Add that to the list of things I've gotten tragically wrong. (I once told my sister that digital photography would never catch on. In my defense, that was back when she was using a 1 MP camera with horrible image quality.)
David Molnar's, iPhone Only Photo, highlights both of my miscalculations. He's written a meaty ebook that teaches how to take great quality digital photos using just your iPhone.
Why use the iPhone anyway
I was recently talking with "Jane" about a new point and shoot she had just purchased. She was feeling buyer's remorse and contemplating returning the camera. I knew she had an iPhone, so I had to ask, "what did you want this camera to do for you that your iPhone can't do?"
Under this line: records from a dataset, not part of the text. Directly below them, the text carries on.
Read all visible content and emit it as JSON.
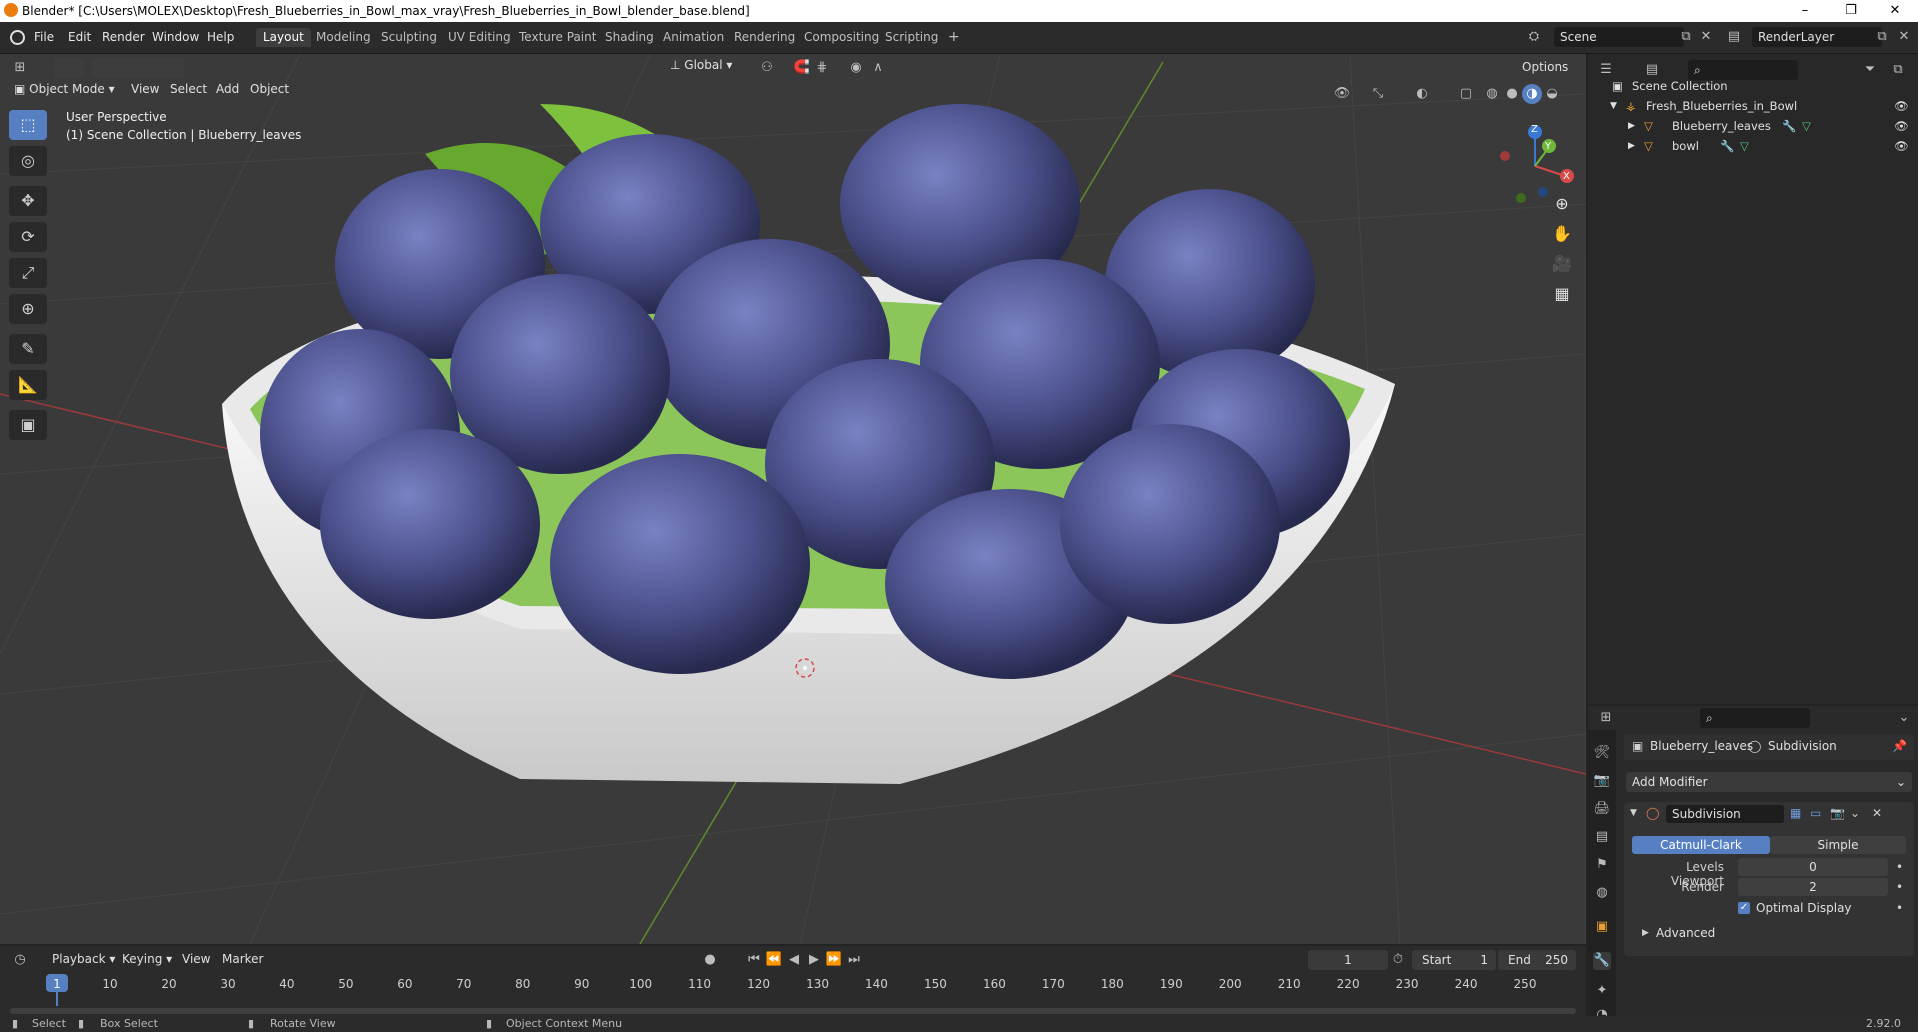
{
  "window": {
    "title": "Blender* [C:\\Users\\MOLEX\\Desktop\\Fresh_Blueberries_in_Bowl_max_vray\\Fresh_Blueberries_in_Bowl_blender_base.blend]",
    "min": "–",
    "restore": "❐",
    "close": "✕"
  },
  "menu": [
    "File",
    "Edit",
    "Render",
    "Window",
    "Help"
  ],
  "workspaces": [
    {
      "label": "Layout",
      "active": true
    },
    {
      "label": "Modeling"
    },
    {
      "label": "Sculpting"
    },
    {
      "label": "UV Editing"
    },
    {
      "label": "Texture Paint"
    },
    {
      "label": "Shading"
    },
    {
      "label": "Animation"
    },
    {
      "label": "Rendering"
    },
    {
      "label": "Compositing"
    },
    {
      "label": "Scripting"
    }
  ],
  "add_workspace": "+",
  "scene_name": "Scene",
  "render_layer": "RenderLayer",
  "viewport": {
    "mode": "Object Mode",
    "menus": [
      "View",
      "Select",
      "Add",
      "Object"
    ],
    "transform_orientation": "Global",
    "options": "Options",
    "perspective": "User Perspective",
    "collection_info": "(1) Scene Collection | Blueberry_leaves",
    "gizmo": {
      "x": "X",
      "y": "Y",
      "z": "Z"
    }
  },
  "outliner": {
    "rows": [
      {
        "label": "Scene Collection",
        "indent": 0
      },
      {
        "label": "Fresh_Blueberries_in_Bowl",
        "indent": 1
      },
      {
        "label": "Blueberry_leaves",
        "indent": 2
      },
      {
        "label": "bowl",
        "indent": 2
      }
    ]
  },
  "properties": {
    "object": "Blueberry_leaves",
    "modifier_tab": "Subdivision",
    "add_modifier": "Add Modifier",
    "modifier_name": "Subdivision",
    "method_options": [
      "Catmull-Clark",
      "Simple"
    ],
    "method_selected": "Catmull-Clark",
    "levels_viewport_label": "Levels Viewport",
    "levels_viewport": "0",
    "render_label": "Render",
    "render_value": "2",
    "optimal_display": "Optimal Display",
    "advanced": "Advanced"
  },
  "timeline": {
    "menus": [
      "Playback",
      "Keying",
      "View",
      "Marker"
    ],
    "current_frame": "1",
    "start_label": "Start",
    "start": "1",
    "end_label": "End",
    "end": "250",
    "ticks": [
      "1",
      "10",
      "20",
      "30",
      "40",
      "50",
      "60",
      "70",
      "80",
      "90",
      "100",
      "110",
      "120",
      "130",
      "140",
      "150",
      "160",
      "170",
      "180",
      "190",
      "200",
      "210",
      "220",
      "230",
      "240",
      "250"
    ]
  },
  "statusbar": {
    "select": "Select",
    "box_select": "Box Select",
    "rotate_view": "Rotate View",
    "context_menu": "Object Context Menu",
    "version": "2.92.0"
  },
  "colors": {
    "accent": "#5680c2",
    "header": "#2b2b2b",
    "viewport_bg": "#3a3a3a",
    "blueberry": "#4a4f8a",
    "leaf": "#6fb63a",
    "bowl": "#e8e8e8"
  }
}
She paused for a moment, and said "I'm not sure."
I've been in the same position before. I've purchased basic point and shoot cameras and then felt disheartened by them. What did I want them to do anyway?
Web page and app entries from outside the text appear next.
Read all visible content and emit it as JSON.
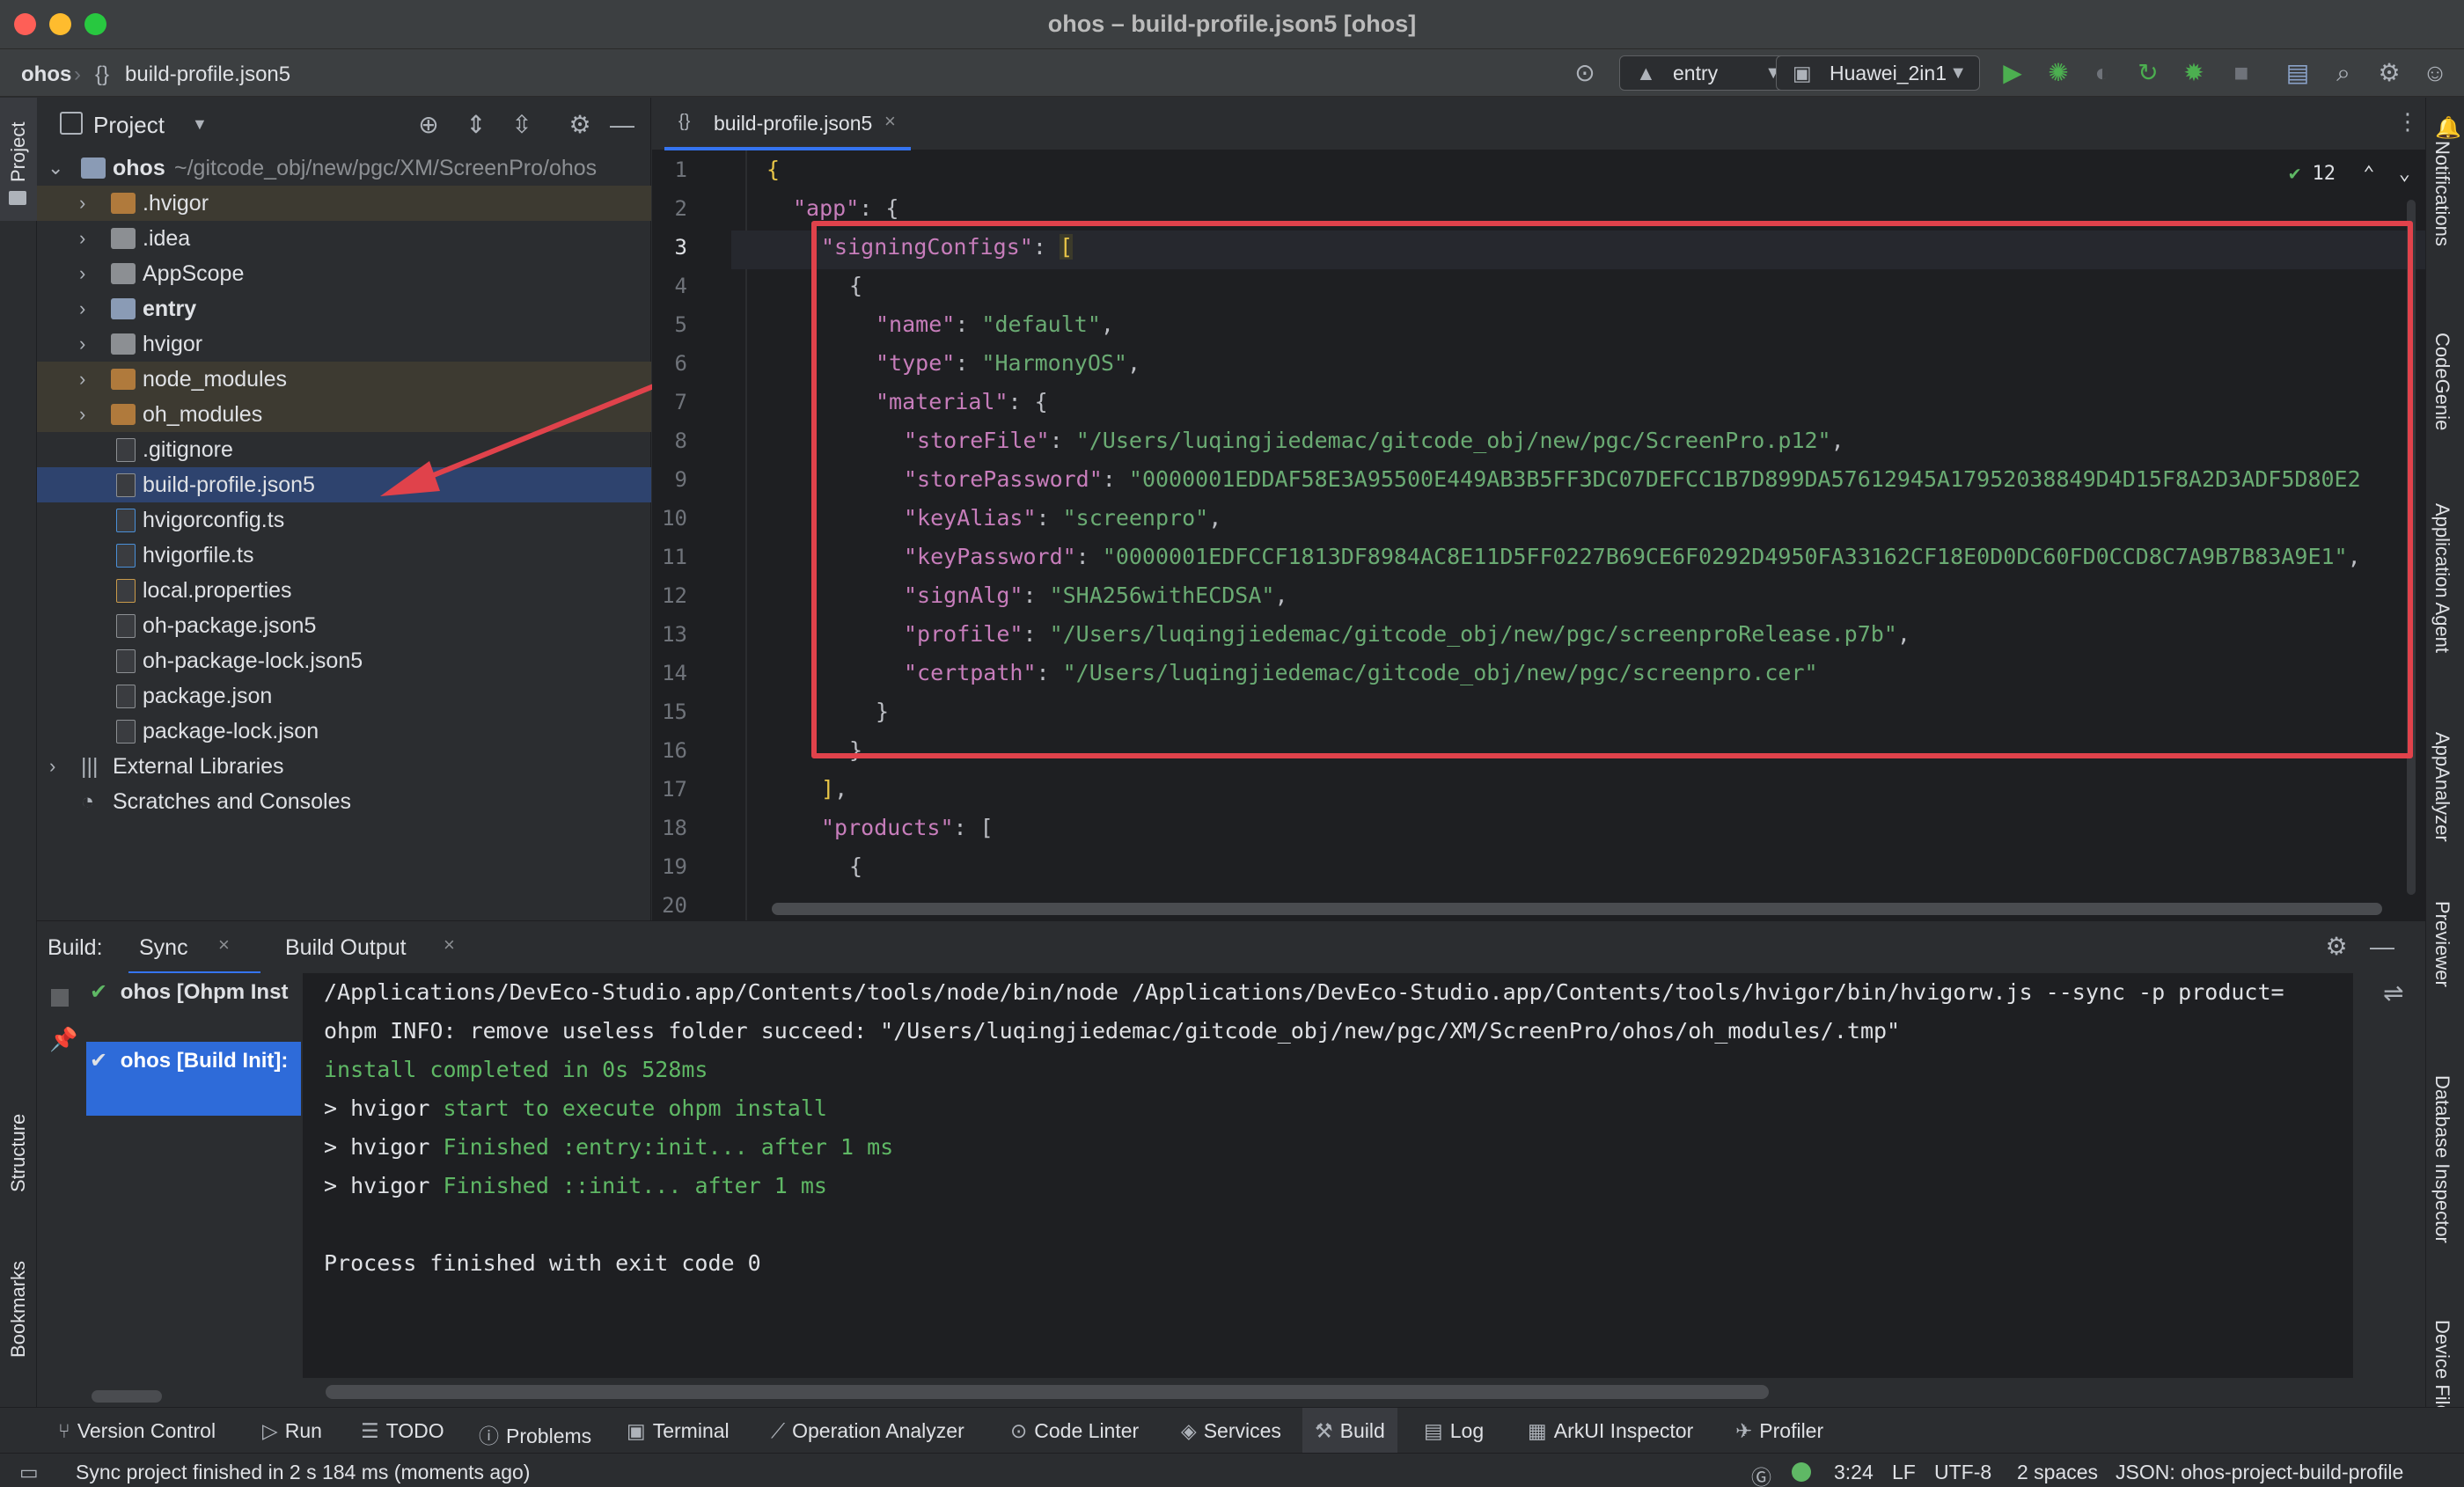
{
  "window": {
    "title": "ohos – build-profile.json5 [ohos]"
  },
  "nav": {
    "crumb_project": "ohos",
    "crumb_file": "build-profile.json5",
    "module_select": "entry",
    "device_select": "Huawei_2in1"
  },
  "left_strip": {
    "project_label": "Project",
    "structure_label": "Structure",
    "bookmarks_label": "Bookmarks"
  },
  "project": {
    "title": "Project",
    "root_name": "ohos",
    "root_path": "~/gitcode_obj/new/pgc/XM/ScreenPro/ohos",
    "items": [
      {
        "label": ".hvigor"
      },
      {
        "label": ".idea"
      },
      {
        "label": "AppScope"
      },
      {
        "label": "entry"
      },
      {
        "label": "hvigor"
      },
      {
        "label": "node_modules"
      },
      {
        "label": "oh_modules"
      },
      {
        "label": ".gitignore"
      },
      {
        "label": "build-profile.json5"
      },
      {
        "label": "hvigorconfig.ts"
      },
      {
        "label": "hvigorfile.ts"
      },
      {
        "label": "local.properties"
      },
      {
        "label": "oh-package.json5"
      },
      {
        "label": "oh-package-lock.json5"
      },
      {
        "label": "package.json"
      },
      {
        "label": "package-lock.json"
      },
      {
        "label": "External Libraries"
      },
      {
        "label": "Scratches and Consoles"
      }
    ]
  },
  "editor": {
    "tab_label": "build-profile.json5",
    "inspection_count": "12",
    "line_numbers": [
      "1",
      "2",
      "3",
      "4",
      "5",
      "6",
      "7",
      "8",
      "9",
      "10",
      "11",
      "12",
      "13",
      "14",
      "15",
      "16",
      "17",
      "18",
      "19",
      "20"
    ],
    "code": {
      "app_key": "\"app\"",
      "signing_key": "\"signingConfigs\"",
      "name_key": "\"name\"",
      "name_val": "\"default\"",
      "type_key": "\"type\"",
      "type_val": "\"HarmonyOS\"",
      "material_key": "\"material\"",
      "storefile_key": "\"storeFile\"",
      "storefile_val": "\"/Users/luqingjiedemac/gitcode_obj/new/pgc/ScreenPro.p12\"",
      "storepw_key": "\"storePassword\"",
      "storepw_val": "\"0000001EDDAF58E3A95500E449AB3B5FF3DC07DEFCC1B7D899DA57612945A17952038849D4D15F8A2D3ADF5D80E2",
      "keyalias_key": "\"keyAlias\"",
      "keyalias_val": "\"screenpro\"",
      "keypw_key": "\"keyPassword\"",
      "keypw_val": "\"0000001EDFCCF1813DF8984AC8E11D5FF0227B69CE6F0292D4950FA33162CF18E0D0DC60FD0CCD8C7A9B7B83A9E1\"",
      "signalg_key": "\"signAlg\"",
      "signalg_val": "\"SHA256withECDSA\"",
      "profile_key": "\"profile\"",
      "profile_val": "\"/Users/luqingjiedemac/gitcode_obj/new/pgc/screenproRelease.p7b\"",
      "certpath_key": "\"certpath\"",
      "certpath_val": "\"/Users/luqingjiedemac/gitcode_obj/new/pgc/screenpro.cer\"",
      "products_key": "\"products\""
    }
  },
  "right_strip": {
    "labels": [
      "Notifications",
      "CodeGenie",
      "Application Agent",
      "AppAnalyzer",
      "Previewer",
      "Database Inspector",
      "Device File"
    ]
  },
  "build": {
    "label": "Build:",
    "tab_sync": "Sync",
    "tab_output": "Build Output",
    "tree_item_1": "ohos [Ohpm Inst",
    "tree_item_2": "ohos [Build Init]:",
    "console": [
      "/Applications/DevEco-Studio.app/Contents/tools/node/bin/node /Applications/DevEco-Studio.app/Contents/tools/hvigor/bin/hvigorw.js --sync -p product=",
      "ohpm INFO: remove useless folder succeed: \"/Users/luqingjiedemac/gitcode_obj/new/pgc/XM/ScreenPro/ohos/oh_modules/.tmp\"",
      "install completed in 0s 528ms",
      "> hvigor ",
      "start to execute ohpm install",
      "Finished :entry:init... after 1 ms",
      "Finished ::init... after 1 ms",
      "Process finished with exit code 0"
    ]
  },
  "bottom_tabs": [
    "Version Control",
    "Run",
    "TODO",
    "Problems",
    "Terminal",
    "Operation Analyzer",
    "Code Linter",
    "Services",
    "Build",
    "Log",
    "ArkUI Inspector",
    "Profiler"
  ],
  "status": {
    "message": "Sync project finished in 2 s 184 ms (moments ago)",
    "position": "3:24",
    "line_sep": "LF",
    "encoding": "UTF-8",
    "indent": "2 spaces",
    "schema": "JSON: ohos-project-build-profile"
  },
  "colors": {
    "selection": "#2e436e",
    "red_box": "#e0424b",
    "green": "#5fb865",
    "string": "#6aab73",
    "key": "#c77dbb"
  }
}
David begins his book by helping us to answer that question. The point of your iPhone photography is to document the important moments of your life by telling your own story. Your iPhone becomes the perfect tool because it is always in your pocket.
The problem with the extremely basic point and shoot camera is that it isn't always in your pocket and sometimes delivers less flexibility than today's iPhone.
Listen to the interview
What works — a snapshot
The book breaks the tutorial down into three sections. In the first, David provides some guidance on iPhone-specific features — updated for iOS 8. Believe it or not, you can set your focus and exposure points independently. After that, you can brighten or darken your exposure to make sure your subject is lit perfectly.
The lessons have an abundance of photo examples, so you can see exactly how you'd make each adjustment.
The next section explains composition. (I was right about this one.) These are your basic composition lessons. There is not much here unique to your iPhone, but you won't take many images you want to keep without using these principles. You can't really ignore them, no matter what camera you use.
The book then explores editing using some of David's favorite apps. With simple finger swipes of your screen, you can take your images from blah to wow.
I actually already use the app he suggests, but I learned a few things about how to improve my editing based on David's processes.
Let me try — Before & After
Advice for real life scenarios
The second half of the book provides tutorials and advice for common photography genre's and shooting situations — portraits, landscapes, food, concerts, etc.
I like that each section ends with a specific challenge and breathtaking beautiful iPhone photos to help inspire you.
All in all, you have almost 200 pages of photos and instruction. So much for my snarky 'how much can you really say about iPhone photography' remark.
Disclosures. David did provide me a free copy of the book to read and didn't ask anything of me in return. I don't make anything if you purchase his book. I just think it can be a good resource.